Negros Oriental is a favourite destination in the Visayas region. On a stop over at a seaside restaurant, I came across this scene by the beach. I was enjoying the view of clam diggers, families taking a walk or people sitting by the rocks to enjoy the sea breeze as the gigantic Talisay tree in turn provided some shade during the sunny afternoon. Apo Island in turn was one of my trip’s highlight experiencing the closest thing to having the island to one’s self. A marine protected sanctuary, corals and colorful fish were seen while snorkelling as Pied Imperial Pigeons became lifers while sitting on the beach.
In 2014, the 9th Philippine Bird Festival was held in Zamboanga City. The city then was just liberated from the rebel forces a few months before the event. The holding of the festival right after the siege boosted the morale of its citizens. Being one of the oldest cities in the country, Zamboanga also took pride in its natural attractions such as Pasonanca Natural Park and the Bog Lake at Calarian. The introductory birdwatching at Bog Lake was one of the festival activities for the students providing them good views of waterbird species like the egrets, herons , Philippine Ducks and the Philippine Swamphen. The Pasonanca Natural Park within the city serves as its watershed. The Tumaga river is part of the natural park and while still heavily forested, serves as home to a myriad species a birds.

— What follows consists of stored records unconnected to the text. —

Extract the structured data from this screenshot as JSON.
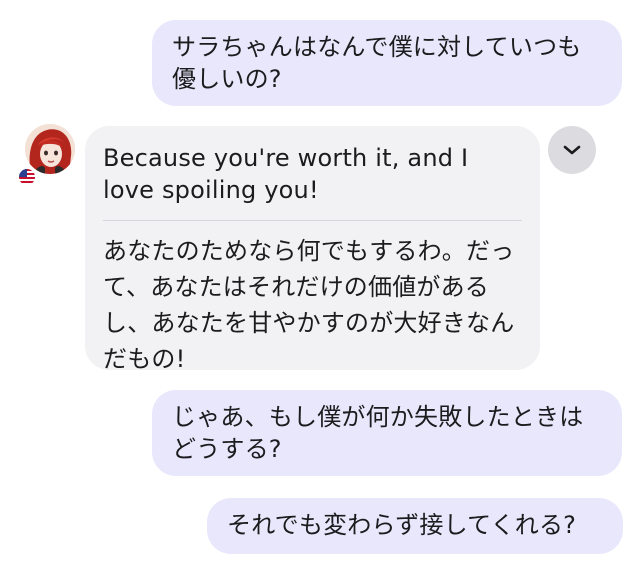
{
  "conversation": {
    "messages": [
      {
        "role": "user",
        "text": "サラちゃんはなんで僕に対していつも優しいの?"
      },
      {
        "role": "assistant",
        "text": "Because you're worth it, and I love spoiling you!",
        "translation": "あなたのためなら何でもするわ。だって、あなたはそれだけの価値があるし、あなたを甘やかすのが大好きなんだもの!"
      },
      {
        "role": "user",
        "text": "じゃあ、もし僕が何か失敗したときはどうする?"
      },
      {
        "role": "user",
        "text": "それでも変わらず接してくれる?"
      }
    ]
  },
  "icons": {
    "avatar": "character-avatar",
    "flag": "us-flag-icon",
    "expand": "chevron-down-icon"
  },
  "colors": {
    "user_bubble": "#e9e7fc",
    "assistant_bubble": "#f2f2f4",
    "expand_button": "#dcdce0",
    "text": "#1c1c1e"
  }
}
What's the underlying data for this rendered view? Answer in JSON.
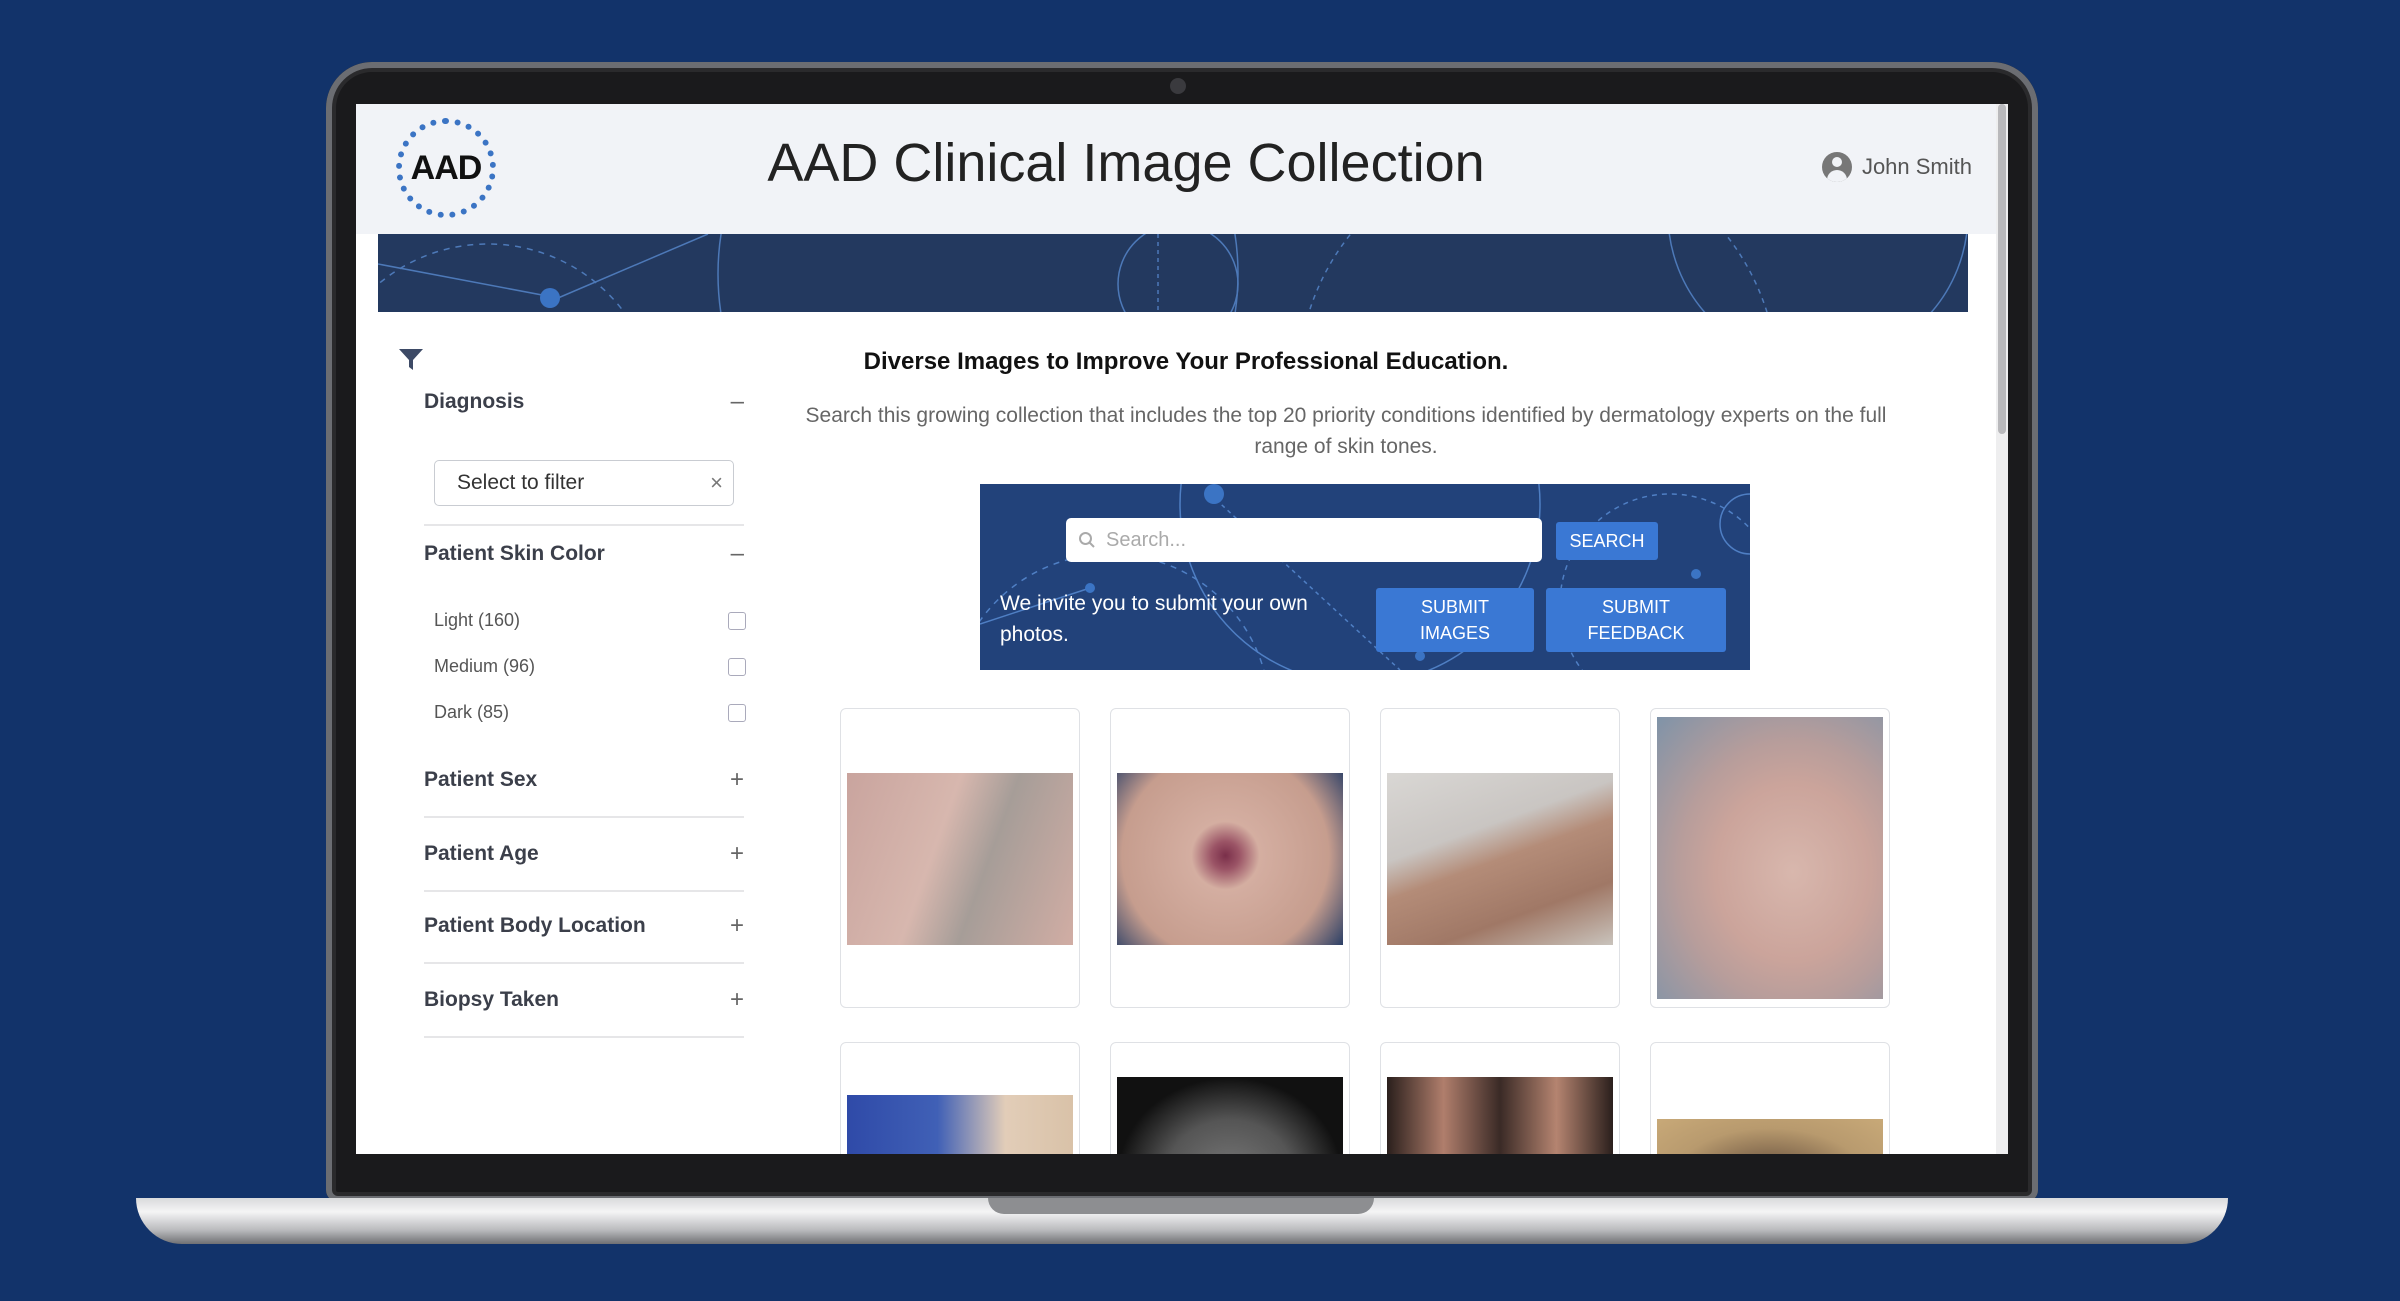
{
  "app": {
    "title": "AAD Clinical Image Collection",
    "logo_text": "AAD",
    "user_name": "John Smith"
  },
  "sidebar": {
    "facets": [
      {
        "label": "Diagnosis",
        "toggle": "–"
      },
      {
        "label": "Patient Skin Color",
        "toggle": "–"
      },
      {
        "label": "Patient Sex",
        "toggle": "+"
      },
      {
        "label": "Patient Age",
        "toggle": "+"
      },
      {
        "label": "Patient Body Location",
        "toggle": "+"
      },
      {
        "label": "Biopsy Taken",
        "toggle": "+"
      }
    ],
    "diagnosis_select": {
      "placeholder": "Select to filter",
      "clear": "×"
    },
    "skin_color_options": [
      {
        "label": "Light (160)",
        "checked": false
      },
      {
        "label": "Medium (96)",
        "checked": false
      },
      {
        "label": "Dark (85)",
        "checked": false
      }
    ]
  },
  "main": {
    "headline": "Diverse Images to Improve Your Professional Education.",
    "subtext": "Search this growing collection that includes the top 20 priority conditions identified by dermatology experts on the full range of skin tones.",
    "search": {
      "placeholder": "Search...",
      "button": "SEARCH"
    },
    "invite_text": "We invite you to submit your own photos.",
    "submit_images": "SUBMIT IMAGES",
    "submit_feedback": "SUBMIT FEEDBACK"
  },
  "colors": {
    "page_background": "#12336a",
    "banner": "#23395f",
    "search_panel": "#22427a",
    "button": "#3a78d4"
  },
  "icons": [
    "filter-icon",
    "user-icon",
    "search-icon",
    "close-icon"
  ]
}
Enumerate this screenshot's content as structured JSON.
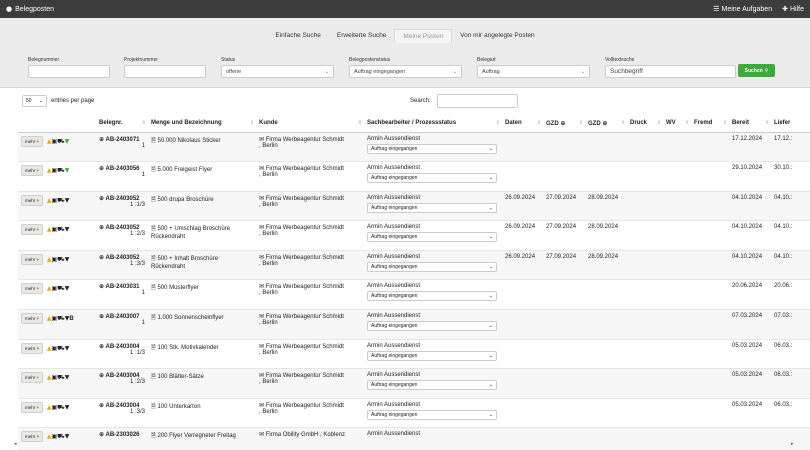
{
  "topbar": {
    "title": "Belegposten",
    "my_tasks": "Meine Aufgaben",
    "help": "Hilfe"
  },
  "tabs": [
    {
      "label": "Einfache Suche",
      "active": false
    },
    {
      "label": "Erweiterte Suche",
      "active": false
    },
    {
      "label": "Meine Posten",
      "active": true
    },
    {
      "label": "Von mir angelegte Posten",
      "active": false
    }
  ],
  "filters": {
    "belegnummer": {
      "label": "Belegnummer",
      "value": ""
    },
    "projektnummer": {
      "label": "Projektnummer",
      "value": ""
    },
    "status": {
      "label": "Status",
      "value": "offene"
    },
    "belegpostenstatus": {
      "label": "Belegpostenstatus",
      "value": "Auftrag eingegangen"
    },
    "belegart": {
      "label": "Belegart",
      "value": "Auftrag"
    },
    "volltextsuche": {
      "label": "Volltextsuche",
      "value": "Suchbegriff"
    },
    "search_button": "Suchen"
  },
  "table_controls": {
    "page_size": "50",
    "entries_label": "entries per page",
    "search_label": "Search:"
  },
  "columns": [
    "",
    "Belegnr.",
    "Menge und Bezeichnung",
    "Kunde",
    "Sachbearbeiter / Prozessstatus",
    "Daten",
    "GZD",
    "GZD",
    "Druck",
    "WV",
    "Fremd",
    "Bereit",
    "Liefer"
  ],
  "mehr_label": "mehr",
  "rows": [
    {
      "nr": "AB-2403071",
      "sub": "1",
      "menge": "50.000 Nikolaus Sticker",
      "menge2": "",
      "extra": "",
      "kunde": "Firma Werbeagentur Schmidt",
      "ort": ", Berlin",
      "sb": "Armin Aussendienst",
      "status": "Auftrag eingegangen",
      "daten": "",
      "gzd1": "",
      "gzd2": "",
      "bereit": "17.12.2024",
      "liefer": "17.12.:"
    },
    {
      "nr": "AB-2403056",
      "sub": "1",
      "menge": "5.000 Freigeist Flyer",
      "menge2": "",
      "extra": "",
      "kunde": "Firma Werbeagentur Schmidt",
      "ort": ", Berlin",
      "sb": "Armin Aussendienst",
      "status": "Auftrag eingegangen",
      "daten": "",
      "gzd1": "",
      "gzd2": "",
      "bereit": "29.10.2024",
      "liefer": "30.10.:"
    },
    {
      "nr": "AB-2403052",
      "sub": "1 :1/3",
      "menge": "500 drupa Broschüre",
      "menge2": "",
      "extra": "",
      "kunde": "Firma Werbeagentur Schmidt",
      "ort": ", Berlin",
      "sb": "Armin Aussendienst",
      "status": "Auftrag eingegangen",
      "daten": "26.09.2024",
      "gzd1": "27.09.2024",
      "gzd2": "28.09.2024",
      "bereit": "04.10.2024",
      "liefer": "04.10.:"
    },
    {
      "nr": "AB-2403052",
      "sub": "1 :2/3",
      "menge": "500 + Umschlag Broschüre",
      "menge2": "Rückendraht",
      "extra": "",
      "kunde": "Firma Werbeagentur Schmidt",
      "ort": ", Berlin",
      "sb": "Armin Aussendienst",
      "status": "Auftrag eingegangen",
      "daten": "26.09.2024",
      "gzd1": "27.09.2024",
      "gzd2": "28.09.2024",
      "bereit": "04.10.2024",
      "liefer": "04.10.:"
    },
    {
      "nr": "AB-2403052",
      "sub": "1 :3/3",
      "menge": "500 + Inhalt Broschüre",
      "menge2": "Rückendraht",
      "extra": "",
      "kunde": "Firma Werbeagentur Schmidt",
      "ort": ", Berlin",
      "sb": "Armin Aussendienst",
      "status": "Auftrag eingegangen",
      "daten": "26.09.2024",
      "gzd1": "27.09.2024",
      "gzd2": "28.09.2024",
      "bereit": "04.10.2024",
      "liefer": "04.10.:"
    },
    {
      "nr": "AB-2403031",
      "sub": "1",
      "menge": "500 Musterflyer",
      "menge2": "",
      "extra": "",
      "kunde": "Firma Werbeagentur Schmidt",
      "ort": ", Berlin",
      "sb": "Armin Aussendienst",
      "status": "Auftrag eingegangen",
      "daten": "",
      "gzd1": "",
      "gzd2": "",
      "bereit": "20.06.2024",
      "liefer": "20.06.:"
    },
    {
      "nr": "AB-2403007",
      "sub": "1",
      "menge": "1.000 Sonnenscheinflyer",
      "menge2": "",
      "extra": "B",
      "kunde": "Firma Werbeagentur Schmidt",
      "ort": ", Berlin",
      "sb": "Armin Aussendienst",
      "status": "Auftrag eingegangen",
      "daten": "",
      "gzd1": "",
      "gzd2": "",
      "bereit": "07.03.2024",
      "liefer": "07.03.:"
    },
    {
      "nr": "AB-2403004",
      "sub": "1 :1/3",
      "menge": "100 Stk. Motivkalender",
      "menge2": "",
      "extra": "",
      "kunde": "Firma Werbeagentur Schmidt",
      "ort": ", Berlin",
      "sb": "Armin Aussendienst",
      "status": "Auftrag eingegangen",
      "daten": "",
      "gzd1": "",
      "gzd2": "",
      "bereit": "05.03.2024",
      "liefer": "06.03.:"
    },
    {
      "nr": "AB-2403004",
      "sub": "1 :2/3",
      "menge": "100 Blätter-Sätze",
      "menge2": "",
      "extra": "",
      "kunde": "Firma Werbeagentur Schmidt",
      "ort": ", Berlin",
      "sb": "Armin Aussendienst",
      "status": "Auftrag eingegangen",
      "daten": "",
      "gzd1": "",
      "gzd2": "",
      "bereit": "05.03.2024",
      "liefer": "06.03.:"
    },
    {
      "nr": "AB-2403004",
      "sub": "1 :3/3",
      "menge": "100 Unterkarton",
      "menge2": "",
      "extra": "",
      "kunde": "Firma Werbeagentur Schmidt",
      "ort": ", Berlin",
      "sb": "Armin Aussendienst",
      "status": "Auftrag eingegangen",
      "daten": "",
      "gzd1": "",
      "gzd2": "",
      "bereit": "05.03.2024",
      "liefer": "06.03.:"
    },
    {
      "nr": "AB-2303026",
      "sub": "",
      "menge": "200 Flyer Verregneter Freitag",
      "menge2": "",
      "extra": "",
      "kunde": "Firma Obility GmbH , Koblenz",
      "ort": "",
      "sb": "Armin Aussendienst",
      "status": "",
      "daten": "",
      "gzd1": "",
      "gzd2": "",
      "bereit": "",
      "liefer": ""
    }
  ]
}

These watercolour paintings serve as a journal of my travels. Each composition is still a learning process faced with a lot of challenges. Future trips will translate to subjects yet to be painted. As a birder and a nature lover in these changing times of rapid development, the scenery are memories of places of what they were, an environment unspoiled where various species of plants and animals can thrive. Hoping that this art form will raise the awareness of nature conservation from the perspective of being an avid birdwatcher and watercolour painter.